:: Task goal ::
Print each record exactly as it appears, but drop the images.

:: Provided data ::
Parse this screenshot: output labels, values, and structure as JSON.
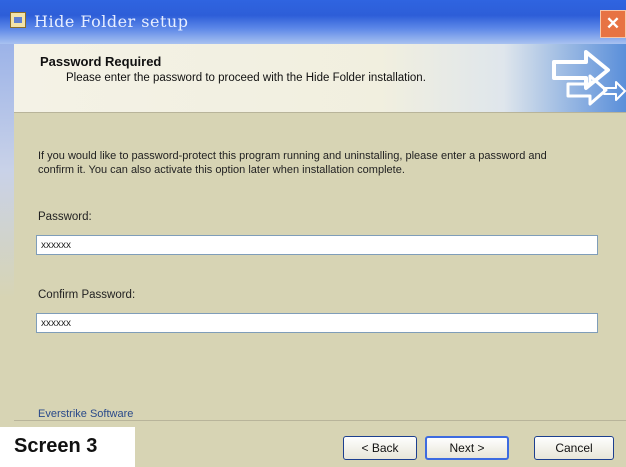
{
  "window": {
    "title": "Hide Folder setup",
    "close_glyph": "✕"
  },
  "header": {
    "title": "Password Required",
    "subtitle": "Please enter the password to proceed with the Hide Folder installation.",
    "logo_icon": "arrows-logo-icon"
  },
  "body": {
    "description": "If you would like to password-protect this program running and uninstalling, please enter a password and confirm it. You can also activate this option later when installation complete.",
    "password_label": "Password:",
    "password_value": "xxxxxx",
    "confirm_label": "Confirm Password:",
    "confirm_value": "xxxxxx"
  },
  "footer": {
    "company": "Everstrike Software",
    "back_label": "< Back",
    "next_label": "Next >",
    "cancel_label": "Cancel"
  },
  "overlay": {
    "screen_label": "Screen 3"
  },
  "colors": {
    "titlebar": "#2f64e0",
    "dialog_bg": "#d7d4b4",
    "close_button": "#e77343"
  }
}
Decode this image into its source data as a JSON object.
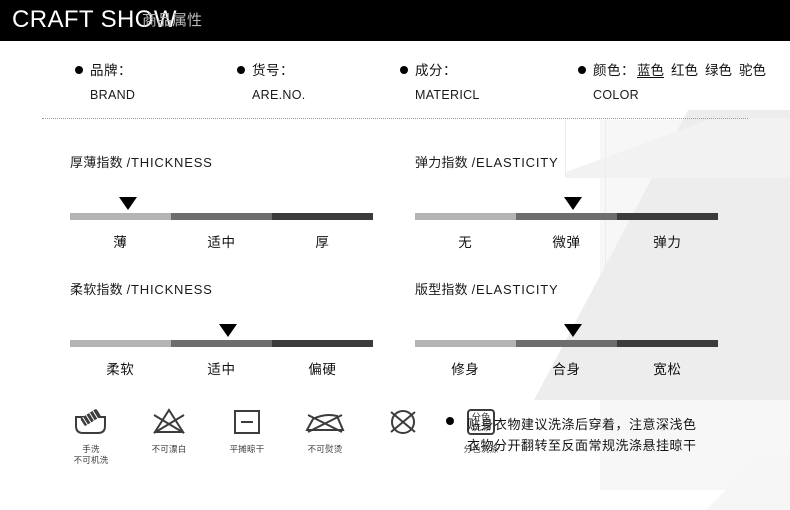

:: Solution to this task ::
Parse this screenshot: output labels, values, and structure as JSON.
{
  "window": {
    "title": "Hide Folder setup",
    "close_glyph": "✕"
  },
  "header": {
    "title": "Password Required",
    "subtitle": "Please enter the password to proceed with the Hide Folder installation.",
    "logo_icon": "arrows-logo-icon"
  },
  "body": {
    "description": "If you would like to password-protect this program running and uninstalling, please enter a password and confirm it. You can also activate this option later when installation complete.",
    "password_label": "Password:",
    "password_value": "xxxxxx",
    "confirm_label": "Confirm Password:",
    "confirm_value": "xxxxxx"
  },
  "footer": {
    "company": "Everstrike Software",
    "back_label": "< Back",
    "next_label": "Next >",
    "cancel_label": "Cancel"
  },
  "overlay": {
    "screen_label": "Screen 3"
  },
  "colors": {
    "titlebar": "#2f64e0",
    "dialog_bg": "#d7d4b4",
    "close_button": "#e77343"
  }
}
Decode this image into its source data as a JSON object.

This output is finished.